Who's asking: Jennifer Lechner
Almost everywhere except the United States, this is an easy question: apple cider is alcoholic, apple juice is not. Here, it's a little more complicated, because what's sold as "apple cider" here is generally not alcoholic -- we call the alcoholic stuff "hard cider."
Anyway, both juice and cider are made by pressing liquid out of apples. The distinction arises with what happens next. Apple juice is filtered, pasteurized, and vacuum-sealed in a bottle or can to extend shelf life and prevent fermentation. Apple cider is generally not filtered, may or may not be pasteurized, is sold in non-vacuum sealed jugs, and will ferment or go to vinegar if left too long on the shelf.
It's apple season in Maine, and the cider from the roadside stands is wonderful. Apple cider's often too sweet for me, but I bought a jug of cranberry-apple cider that is just right. We had a frost warning last night, the leaves are turning, and fall is here. Tourists, come on up.
What I Read This Week
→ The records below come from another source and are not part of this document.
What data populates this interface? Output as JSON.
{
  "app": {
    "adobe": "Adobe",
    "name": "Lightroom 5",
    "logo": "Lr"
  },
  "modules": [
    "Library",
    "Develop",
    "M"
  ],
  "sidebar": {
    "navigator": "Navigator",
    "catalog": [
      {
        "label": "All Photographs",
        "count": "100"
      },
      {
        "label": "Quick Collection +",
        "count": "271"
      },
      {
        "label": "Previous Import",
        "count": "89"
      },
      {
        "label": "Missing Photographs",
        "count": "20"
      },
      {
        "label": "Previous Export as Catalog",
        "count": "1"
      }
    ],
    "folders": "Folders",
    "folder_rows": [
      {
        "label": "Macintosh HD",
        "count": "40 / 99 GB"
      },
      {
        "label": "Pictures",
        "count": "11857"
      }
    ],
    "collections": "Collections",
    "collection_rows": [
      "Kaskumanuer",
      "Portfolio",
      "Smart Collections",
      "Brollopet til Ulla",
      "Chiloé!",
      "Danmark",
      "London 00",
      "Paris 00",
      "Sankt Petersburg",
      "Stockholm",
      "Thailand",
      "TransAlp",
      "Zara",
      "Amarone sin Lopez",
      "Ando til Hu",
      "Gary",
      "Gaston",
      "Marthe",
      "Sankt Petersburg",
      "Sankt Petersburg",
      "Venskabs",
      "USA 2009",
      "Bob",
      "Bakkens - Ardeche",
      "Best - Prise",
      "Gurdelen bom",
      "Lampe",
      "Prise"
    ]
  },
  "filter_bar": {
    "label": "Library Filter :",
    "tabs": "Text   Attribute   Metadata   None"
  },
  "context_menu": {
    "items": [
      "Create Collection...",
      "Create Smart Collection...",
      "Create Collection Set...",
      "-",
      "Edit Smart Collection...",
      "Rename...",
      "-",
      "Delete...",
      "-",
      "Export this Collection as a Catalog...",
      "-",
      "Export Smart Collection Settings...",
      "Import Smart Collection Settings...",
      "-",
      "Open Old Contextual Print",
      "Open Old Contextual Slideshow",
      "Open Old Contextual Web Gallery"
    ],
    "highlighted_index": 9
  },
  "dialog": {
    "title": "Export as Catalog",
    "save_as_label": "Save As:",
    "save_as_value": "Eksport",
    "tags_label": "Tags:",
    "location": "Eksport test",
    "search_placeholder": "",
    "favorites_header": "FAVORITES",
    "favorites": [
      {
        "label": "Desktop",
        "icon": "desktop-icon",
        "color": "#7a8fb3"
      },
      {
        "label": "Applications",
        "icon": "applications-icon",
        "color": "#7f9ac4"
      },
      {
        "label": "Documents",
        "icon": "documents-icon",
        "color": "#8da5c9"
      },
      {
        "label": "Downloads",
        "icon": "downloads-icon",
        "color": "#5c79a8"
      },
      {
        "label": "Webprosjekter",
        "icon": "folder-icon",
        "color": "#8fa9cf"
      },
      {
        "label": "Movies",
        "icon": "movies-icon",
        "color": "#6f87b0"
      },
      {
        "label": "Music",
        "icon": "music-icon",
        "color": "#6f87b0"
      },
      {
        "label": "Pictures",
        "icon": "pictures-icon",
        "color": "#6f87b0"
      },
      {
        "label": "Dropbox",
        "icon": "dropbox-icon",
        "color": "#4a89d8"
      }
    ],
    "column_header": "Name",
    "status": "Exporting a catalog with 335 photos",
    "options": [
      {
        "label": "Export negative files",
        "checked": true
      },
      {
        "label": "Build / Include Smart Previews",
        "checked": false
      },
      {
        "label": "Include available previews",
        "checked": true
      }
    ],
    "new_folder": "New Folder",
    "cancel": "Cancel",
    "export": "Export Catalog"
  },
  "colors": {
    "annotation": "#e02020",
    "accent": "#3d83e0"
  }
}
Carol O'Connell, Find Me. Kathy Mallory, the street urchin-turned-cop, goes on a mysterious cross-country drive along the old Route 66, and becomes involved along the way with the investigation of a serial killer. Without giving too much away, I finished the book thinking it might be the last in this series; if it is, it's a wonderful and unconventional end to a wonderful and unconventional series.
PJ Tracy, Snow Blind. The fourth book in the Monkeewrench series gives us more of Minneapolis cops Gino Rolseth and Leo Magozzi, but very little of the Monkeewrench crew. The corpses of two Minneapolis policemen are found inside two snowmen, and the trail leads to a compound for battered women in northern Minnesota. Another book whose ending breaks some rules of traditional crime fiction; I'd have liked a little more resolution, but the book is true to itself and its characters.
Christopher Reich, The Patriots Club. A non-stop thriller that finds investment banker Thomas Bolden battling a mysterious group of powers-that-be, whose existence dates back to the American Revolution. Sharply-observed details of the New York financial world and political Washington are a bonus.
Theresa Schwegel, Probable Cause. The follow-up to Theresa's Edgar-winning Officer Down is another standalone, set in the same universe of Chicago police. Rookie cop Ray Weiss must break into a jewelry shop as part of his initiation; when he does, he finds its owner dead. Ray's partner seems to know more about the situation than he should, and Ray must wrestle with the conflicting demands of loyalty and justice. Very, very well done. It'll be out in January.